**Problem requirements**
Reproduce the listing below in its entirety. Change nothing.

--- START ---

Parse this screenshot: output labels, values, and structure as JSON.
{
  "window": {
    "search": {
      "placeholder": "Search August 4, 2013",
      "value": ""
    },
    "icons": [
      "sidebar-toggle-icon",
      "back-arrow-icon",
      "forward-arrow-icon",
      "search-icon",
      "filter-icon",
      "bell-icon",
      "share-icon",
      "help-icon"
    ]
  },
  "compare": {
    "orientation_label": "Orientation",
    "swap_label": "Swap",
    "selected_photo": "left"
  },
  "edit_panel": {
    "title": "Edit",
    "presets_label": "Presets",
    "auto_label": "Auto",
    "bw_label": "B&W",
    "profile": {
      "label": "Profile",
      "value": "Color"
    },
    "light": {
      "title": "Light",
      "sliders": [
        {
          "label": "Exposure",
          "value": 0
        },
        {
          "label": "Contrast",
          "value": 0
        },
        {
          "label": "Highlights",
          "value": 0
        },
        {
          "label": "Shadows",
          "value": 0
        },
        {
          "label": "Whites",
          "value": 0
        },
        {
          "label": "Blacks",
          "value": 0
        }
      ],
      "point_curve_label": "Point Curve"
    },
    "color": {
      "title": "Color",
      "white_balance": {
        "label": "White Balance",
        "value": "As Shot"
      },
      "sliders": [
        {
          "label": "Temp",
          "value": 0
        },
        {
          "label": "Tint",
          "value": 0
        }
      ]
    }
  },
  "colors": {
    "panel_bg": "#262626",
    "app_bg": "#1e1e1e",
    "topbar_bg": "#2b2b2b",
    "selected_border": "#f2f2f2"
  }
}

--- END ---

**Task result**
Parse this screenshot: output labels, values, and structure as JSON.
{
  "window": {
    "search": {
      "placeholder": "Search August 4, 2013",
      "value": ""
    },
    "icons": [
      "sidebar-toggle-icon",
      "back-arrow-icon",
      "forward-arrow-icon",
      "search-icon",
      "filter-icon",
      "bell-icon",
      "share-icon",
      "help-icon"
    ]
  },
  "compare": {
    "orientation_label": "Orientation",
    "swap_label": "Swap",
    "selected_photo": "left"
  },
  "edit_panel": {
    "title": "Edit",
    "presets_label": "Presets",
    "auto_label": "Auto",
    "bw_label": "B&W",
    "profile": {
      "label": "Profile",
      "value": "Color"
    },
    "light": {
      "title": "Light",
      "sliders": [
        {
          "label": "Exposure",
          "value": 0
        },
        {
          "label": "Contrast",
          "value": 0
        },
        {
          "label": "Highlights",
          "value": 0
        },
        {
          "label": "Shadows",
          "value": 0
        },
        {
          "label": "Whites",
          "value": 0
        },
        {
          "label": "Blacks",
          "value": 0
        }
      ],
      "point_curve_label": "Point Curve"
    },
    "color": {
      "title": "Color",
      "white_balance": {
        "label": "White Balance",
        "value": "As Shot"
      },
      "sliders": [
        {
          "label": "Temp",
          "value": 0
        },
        {
          "label": "Tint",
          "value": 0
        }
      ]
    }
  },
  "colors": {
    "panel_bg": "#262626",
    "app_bg": "#1e1e1e",
    "topbar_bg": "#2b2b2b",
    "selected_border": "#f2f2f2"
  }
}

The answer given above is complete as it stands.